Britain to give $1.5 bn aid for AIDS, TB, Malaria
London: Britain will contribute one billion pounds ($1.5 billion) to the Global Fund to fight Aids, tuberculosis and Malaria over the next three years, said Justine Greening, international development secretary at the UN.
The investment, she said, showed Britain was leading the way in international aid and claimed the contribution would save a life every three minutes, Daily Express reported Tuesday.
The aid will fund lifesaving anti-retroviral therapy for 750,000 people living with HIV, 32 million more insecticide-treated nets to prevent the transmission of malaria and TB treatment for over a million people.
The Global Fund was created in 2002 as a public private partnership to raise funds to significantly change the course of HIV/AIDS, TB, and Malaria. Britain is the third largest donor, after the US and France.
Speaking at the UN General Assembly meeting, Greening said: "AIDS, TB and Malaria are among the world's biggest killers despite being entirely preventable and treatable.
"The Global Fund has already helped save millions of lives but we must keep up the momentum if we are to beat these diseases for good.

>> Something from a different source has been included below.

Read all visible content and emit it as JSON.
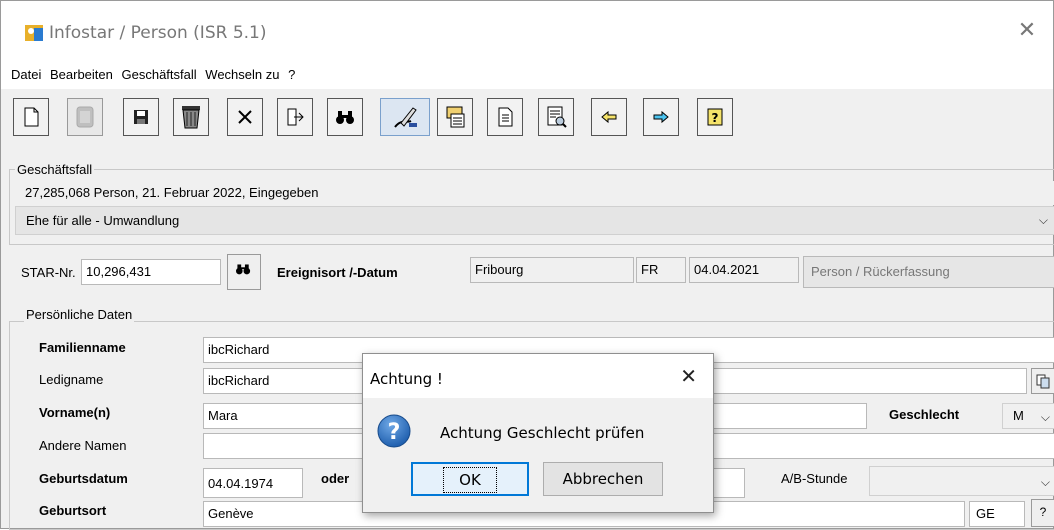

"It is in all our interests to help people live longer, healthier, more productive lives so we all need to play our part in working towards a world free of HIV/Aids, Malaria and TB."